● **What you have to do**:
Your reply should repeat all records verbatim and contain no images.

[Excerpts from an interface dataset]
.....

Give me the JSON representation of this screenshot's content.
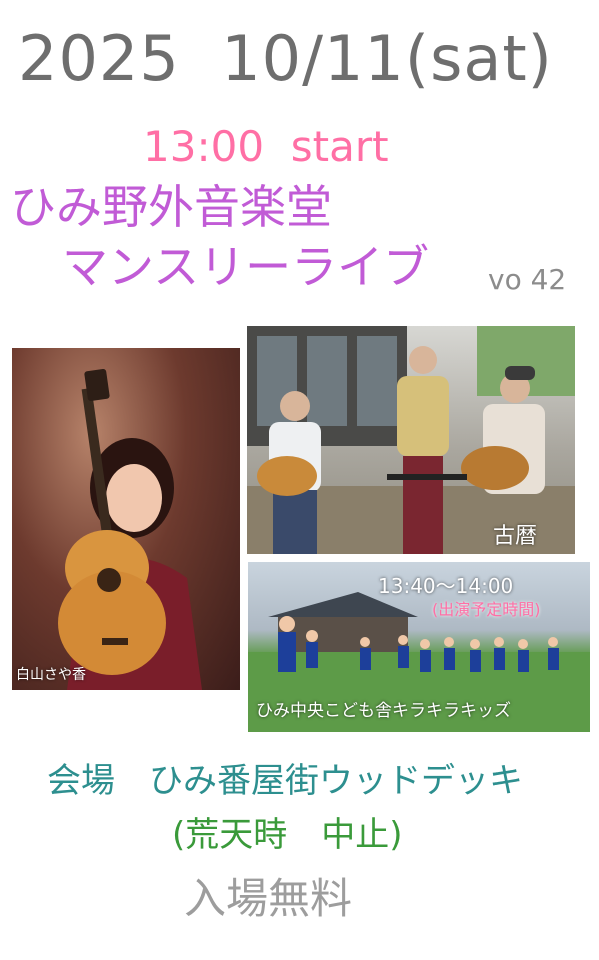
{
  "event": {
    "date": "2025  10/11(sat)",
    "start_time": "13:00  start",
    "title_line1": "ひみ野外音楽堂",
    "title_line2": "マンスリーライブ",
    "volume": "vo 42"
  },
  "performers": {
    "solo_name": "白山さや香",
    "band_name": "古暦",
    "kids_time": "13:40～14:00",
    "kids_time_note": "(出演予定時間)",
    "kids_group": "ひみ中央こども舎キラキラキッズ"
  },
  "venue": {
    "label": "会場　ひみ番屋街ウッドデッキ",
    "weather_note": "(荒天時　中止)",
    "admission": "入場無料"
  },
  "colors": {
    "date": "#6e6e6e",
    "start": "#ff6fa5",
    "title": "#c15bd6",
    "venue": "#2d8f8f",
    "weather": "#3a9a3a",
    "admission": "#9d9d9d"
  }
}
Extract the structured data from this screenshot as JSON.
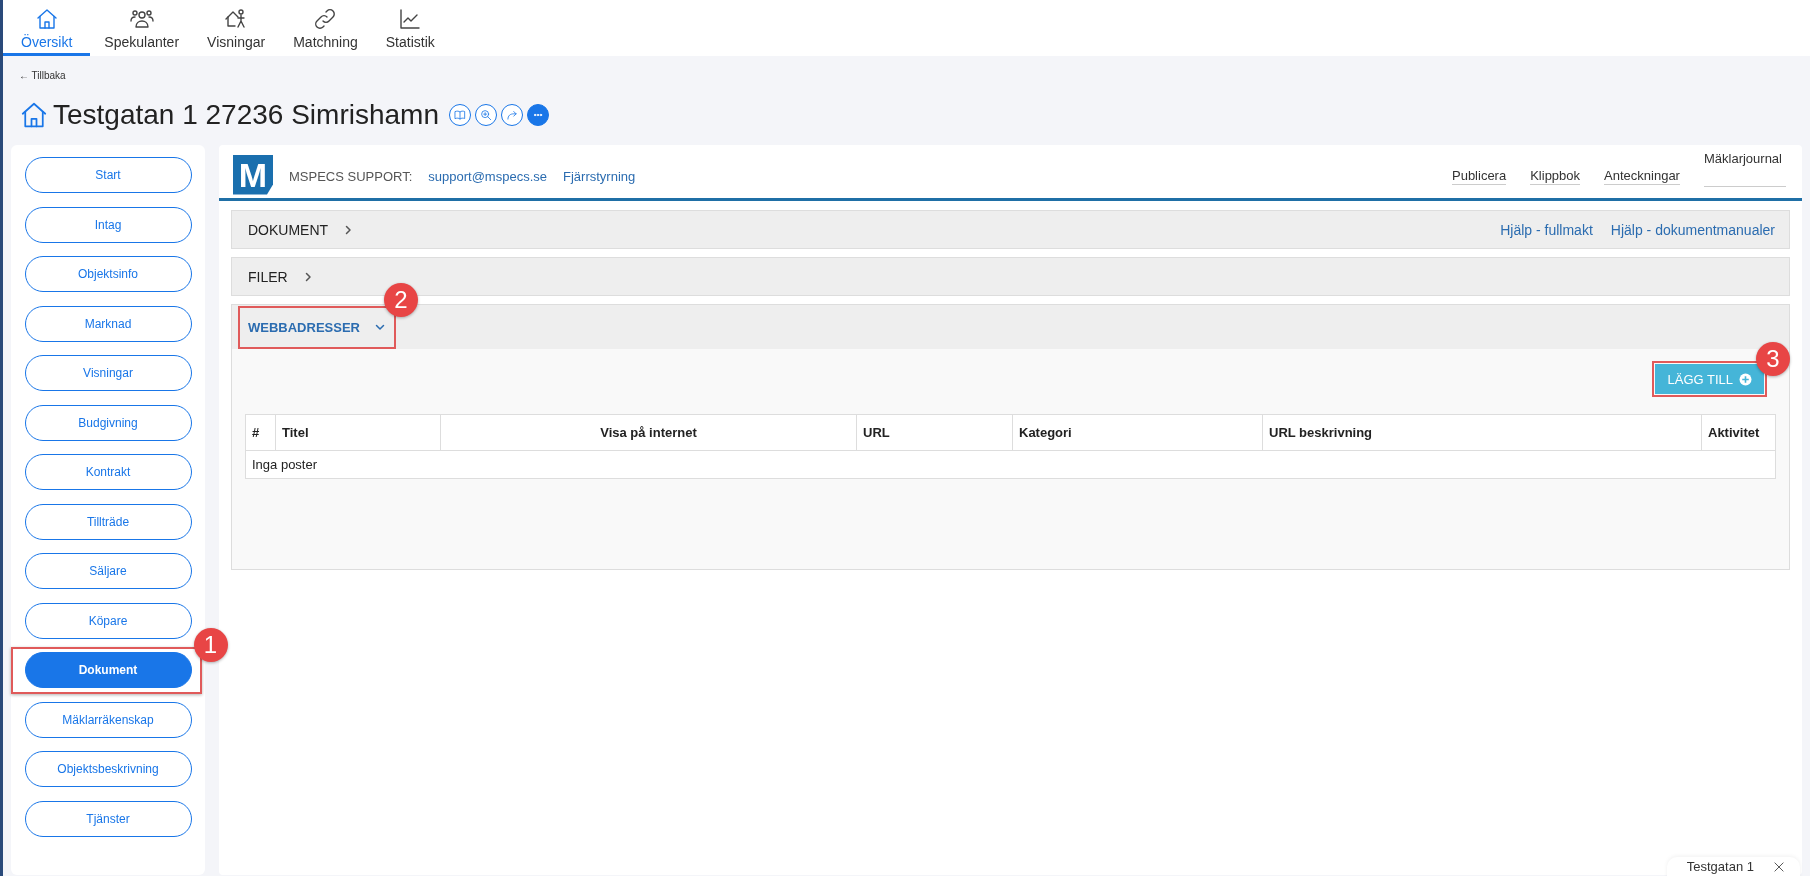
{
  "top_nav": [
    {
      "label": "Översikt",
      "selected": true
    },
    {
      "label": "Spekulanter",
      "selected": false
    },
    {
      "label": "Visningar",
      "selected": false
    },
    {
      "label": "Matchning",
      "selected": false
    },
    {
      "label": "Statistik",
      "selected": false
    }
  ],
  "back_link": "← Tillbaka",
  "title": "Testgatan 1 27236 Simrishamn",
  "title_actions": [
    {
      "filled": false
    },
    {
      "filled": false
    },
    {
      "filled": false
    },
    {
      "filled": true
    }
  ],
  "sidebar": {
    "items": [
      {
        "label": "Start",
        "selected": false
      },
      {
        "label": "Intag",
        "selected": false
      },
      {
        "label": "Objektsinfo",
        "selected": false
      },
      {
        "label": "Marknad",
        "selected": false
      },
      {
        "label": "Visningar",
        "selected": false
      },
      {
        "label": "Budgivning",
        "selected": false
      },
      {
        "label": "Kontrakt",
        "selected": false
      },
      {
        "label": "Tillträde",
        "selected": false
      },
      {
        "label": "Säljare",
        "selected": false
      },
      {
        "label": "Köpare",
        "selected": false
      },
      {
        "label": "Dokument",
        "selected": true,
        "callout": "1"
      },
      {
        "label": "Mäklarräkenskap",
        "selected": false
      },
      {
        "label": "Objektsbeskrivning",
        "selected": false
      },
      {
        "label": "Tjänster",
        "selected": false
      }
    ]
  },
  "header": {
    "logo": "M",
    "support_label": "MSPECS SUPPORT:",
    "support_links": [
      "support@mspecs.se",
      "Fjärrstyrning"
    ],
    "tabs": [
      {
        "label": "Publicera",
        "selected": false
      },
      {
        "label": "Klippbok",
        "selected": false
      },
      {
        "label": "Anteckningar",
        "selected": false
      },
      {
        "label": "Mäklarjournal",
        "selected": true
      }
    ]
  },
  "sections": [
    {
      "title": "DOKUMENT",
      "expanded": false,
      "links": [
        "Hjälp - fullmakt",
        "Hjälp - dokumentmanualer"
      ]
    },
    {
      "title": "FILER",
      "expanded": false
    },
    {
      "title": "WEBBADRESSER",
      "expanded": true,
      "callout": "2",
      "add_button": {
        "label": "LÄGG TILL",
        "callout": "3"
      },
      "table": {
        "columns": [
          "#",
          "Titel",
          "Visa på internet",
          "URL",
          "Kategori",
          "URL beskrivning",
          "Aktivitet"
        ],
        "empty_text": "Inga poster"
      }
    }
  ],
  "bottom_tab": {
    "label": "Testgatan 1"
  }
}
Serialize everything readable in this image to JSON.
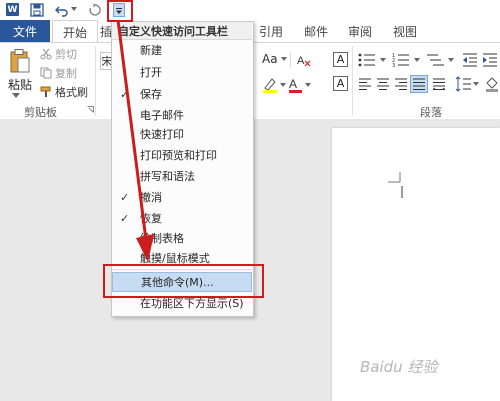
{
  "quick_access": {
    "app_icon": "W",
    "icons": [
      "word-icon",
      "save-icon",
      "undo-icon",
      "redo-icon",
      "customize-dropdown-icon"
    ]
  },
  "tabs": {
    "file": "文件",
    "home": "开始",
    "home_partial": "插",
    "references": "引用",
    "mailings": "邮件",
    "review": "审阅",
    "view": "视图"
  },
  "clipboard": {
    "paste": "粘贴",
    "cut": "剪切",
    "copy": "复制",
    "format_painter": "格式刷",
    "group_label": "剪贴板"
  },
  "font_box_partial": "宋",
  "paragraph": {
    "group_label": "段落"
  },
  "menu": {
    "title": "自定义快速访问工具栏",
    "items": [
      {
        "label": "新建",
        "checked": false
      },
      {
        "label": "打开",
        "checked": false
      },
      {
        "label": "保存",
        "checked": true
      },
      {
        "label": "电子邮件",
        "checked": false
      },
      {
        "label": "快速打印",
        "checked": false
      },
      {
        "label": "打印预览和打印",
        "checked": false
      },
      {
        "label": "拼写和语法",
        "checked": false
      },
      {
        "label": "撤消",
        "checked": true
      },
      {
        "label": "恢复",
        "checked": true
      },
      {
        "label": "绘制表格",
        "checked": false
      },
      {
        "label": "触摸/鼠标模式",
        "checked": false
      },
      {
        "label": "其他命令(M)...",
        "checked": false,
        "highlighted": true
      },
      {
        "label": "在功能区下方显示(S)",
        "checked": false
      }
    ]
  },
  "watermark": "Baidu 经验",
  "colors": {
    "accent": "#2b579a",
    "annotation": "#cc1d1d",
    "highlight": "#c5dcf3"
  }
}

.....

● **Task output**:
Give me the JSON representation of this screenshot's content.
{
  "event": {
    "date": "2025  10/11(sat)",
    "start_time": "13:00  start",
    "title_line1": "ひみ野外音楽堂",
    "title_line2": "マンスリーライブ",
    "volume": "vo 42"
  },
  "performers": {
    "solo_name": "白山さや香",
    "band_name": "古暦",
    "kids_time": "13:40～14:00",
    "kids_time_note": "(出演予定時間)",
    "kids_group": "ひみ中央こども舎キラキラキッズ"
  },
  "venue": {
    "label": "会場　ひみ番屋街ウッドデッキ",
    "weather_note": "(荒天時　中止)",
    "admission": "入場無料"
  },
  "colors": {
    "date": "#6e6e6e",
    "start": "#ff6fa5",
    "title": "#c15bd6",
    "venue": "#2d8f8f",
    "weather": "#3a9a3a",
    "admission": "#9d9d9d"
  }
}
Extract the structured data from this screenshot as JSON.
{
  "top_nav": [
    {
      "label": "Översikt",
      "selected": true
    },
    {
      "label": "Spekulanter",
      "selected": false
    },
    {
      "label": "Visningar",
      "selected": false
    },
    {
      "label": "Matchning",
      "selected": false
    },
    {
      "label": "Statistik",
      "selected": false
    }
  ],
  "back_link": "← Tillbaka",
  "title": "Testgatan 1 27236 Simrishamn",
  "title_actions": [
    {
      "filled": false
    },
    {
      "filled": false
    },
    {
      "filled": false
    },
    {
      "filled": true
    }
  ],
  "sidebar": {
    "items": [
      {
        "label": "Start",
        "selected": false
      },
      {
        "label": "Intag",
        "selected": false
      },
      {
        "label": "Objektsinfo",
        "selected": false
      },
      {
        "label": "Marknad",
        "selected": false
      },
      {
        "label": "Visningar",
        "selected": false
      },
      {
        "label": "Budgivning",
        "selected": false
      },
      {
        "label": "Kontrakt",
        "selected": false
      },
      {
        "label": "Tillträde",
        "selected": false
      },
      {
        "label": "Säljare",
        "selected": false
      },
      {
        "label": "Köpare",
        "selected": false
      },
      {
        "label": "Dokument",
        "selected": true,
        "callout": "1"
      },
      {
        "label": "Mäklarräkenskap",
        "selected": false
      },
      {
        "label": "Objektsbeskrivning",
        "selected": false
      },
      {
        "label": "Tjänster",
        "selected": false
      }
    ]
  },
  "header": {
    "logo": "M",
    "support_label": "MSPECS SUPPORT:",
    "support_links": [
      "support@mspecs.se",
      "Fjärrstyrning"
    ],
    "tabs": [
      {
        "label": "Publicera",
        "selected": false
      },
      {
        "label": "Klippbok",
        "selected": false
      },
      {
        "label": "Anteckningar",
        "selected": false
      },
      {
        "label": "Mäklarjournal",
        "selected": true
      }
    ]
  },
  "sections": [
    {
      "title": "DOKUMENT",
      "expanded": false,
      "links": [
        "Hjälp - fullmakt",
        "Hjälp - dokumentmanualer"
      ]
    },
    {
      "title": "FILER",
      "expanded": false
    },
    {
      "title": "WEBBADRESSER",
      "expanded": true,
      "callout": "2",
      "add_button": {
        "label": "LÄGG TILL",
        "callout": "3"
      },
      "table": {
        "columns": [
          "#",
          "Titel",
          "Visa på internet",
          "URL",
          "Kategori",
          "URL beskrivning",
          "Aktivitet"
        ],
        "empty_text": "Inga poster"
      }
    }
  ],
  "bottom_tab": {
    "label": "Testgatan 1"
  }
}
Serialize everything readable in this image to JSON.
{
  "quick_access": {
    "app_icon": "W",
    "icons": [
      "word-icon",
      "save-icon",
      "undo-icon",
      "redo-icon",
      "customize-dropdown-icon"
    ]
  },
  "tabs": {
    "file": "文件",
    "home": "开始",
    "home_partial": "插",
    "references": "引用",
    "mailings": "邮件",
    "review": "审阅",
    "view": "视图"
  },
  "clipboard": {
    "paste": "粘贴",
    "cut": "剪切",
    "copy": "复制",
    "format_painter": "格式刷",
    "group_label": "剪贴板"
  },
  "font_box_partial": "宋",
  "paragraph": {
    "group_label": "段落"
  },
  "menu": {
    "title": "自定义快速访问工具栏",
    "items": [
      {
        "label": "新建",
        "checked": false
      },
      {
        "label": "打开",
        "checked": false
      },
      {
        "label": "保存",
        "checked": true
      },
      {
        "label": "电子邮件",
        "checked": false
      },
      {
        "label": "快速打印",
        "checked": false
      },
      {
        "label": "打印预览和打印",
        "checked": false
      },
      {
        "label": "拼写和语法",
        "checked": false
      },
      {
        "label": "撤消",
        "checked": true
      },
      {
        "label": "恢复",
        "checked": true
      },
      {
        "label": "绘制表格",
        "checked": false
      },
      {
        "label": "触摸/鼠标模式",
        "checked": false
      },
      {
        "label": "其他命令(M)...",
        "checked": false,
        "highlighted": true
      },
      {
        "label": "在功能区下方显示(S)",
        "checked": false
      }
    ]
  },
  "watermark": "Baidu 经验",
  "colors": {
    "accent": "#2b579a",
    "annotation": "#cc1d1d",
    "highlight": "#c5dcf3"
  }
}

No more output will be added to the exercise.